Mr. Huber also makes grand assumptions about my level of respect for the rule of law. The government claims a long prison sentence is necessary to counteract the political statements I’ve made and promote a respect for the law. The only evidence provided for my lack of respect for the law is political statements that I’ve made in public forums. Again, the government doesn’t mention my actions in regard to the drastic restrictions that were put upon my defense in this courtroom. My political disagreements with the court about the proper role of a jury in the legal system are probably well known. I’ve given several public speeches and interviews about how the jury system was established and how it has evolved to its current state. Outside of this courtroom, I’ve made my views clear that I agree with the founding fathers that juries should be the conscience of the community and a defense against legislative tyranny. I even went so far as to organize a book study group that read about the history of jury nullification. Some of the participants in that book group later began passing out leaflets to the public about jury rights, as is their right. Mr. Huber was apparently so outraged by this that he made the slanderous accusations that I tried to taint the jury. He didn’t specify the extra number of months that I should spend in prison for the heinous activity of holding a book group at the Unitarian Church and quoting Thomas Jefferson in public, but he says you should have “little tolerance for this behavior.”

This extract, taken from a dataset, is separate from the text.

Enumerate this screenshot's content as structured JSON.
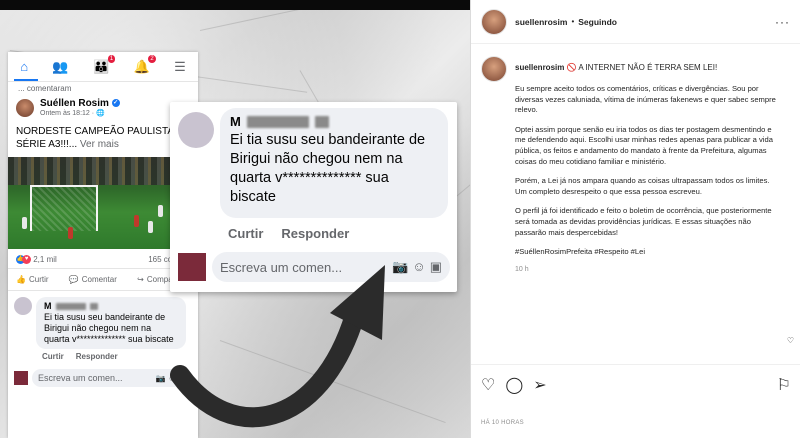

But here is the important point that Mr. Huber would rather ignore. Despite my strong disagreements with the court about the Constitutional basis for the limits on my defense, while I was in this courtroom I respected the authority of the court. Whether I agreed with them or not, I abided by the restrictions that you put on me and my legal team. I never attempted to “taint” the jury, as Mr. Huber claimed, by sharing any of the relevant facts about the auction in question that the court had decided were off limits. I didn’t burst out and tell the jury that I successfully raised the down payment and offered it to the BLM. I didn’t let the jury know that the auction was later reversed because it was illegitimate in the first place. To this day I still think I should have had the right to do so, but disagreement with the law should not be confused with disrespect for the law.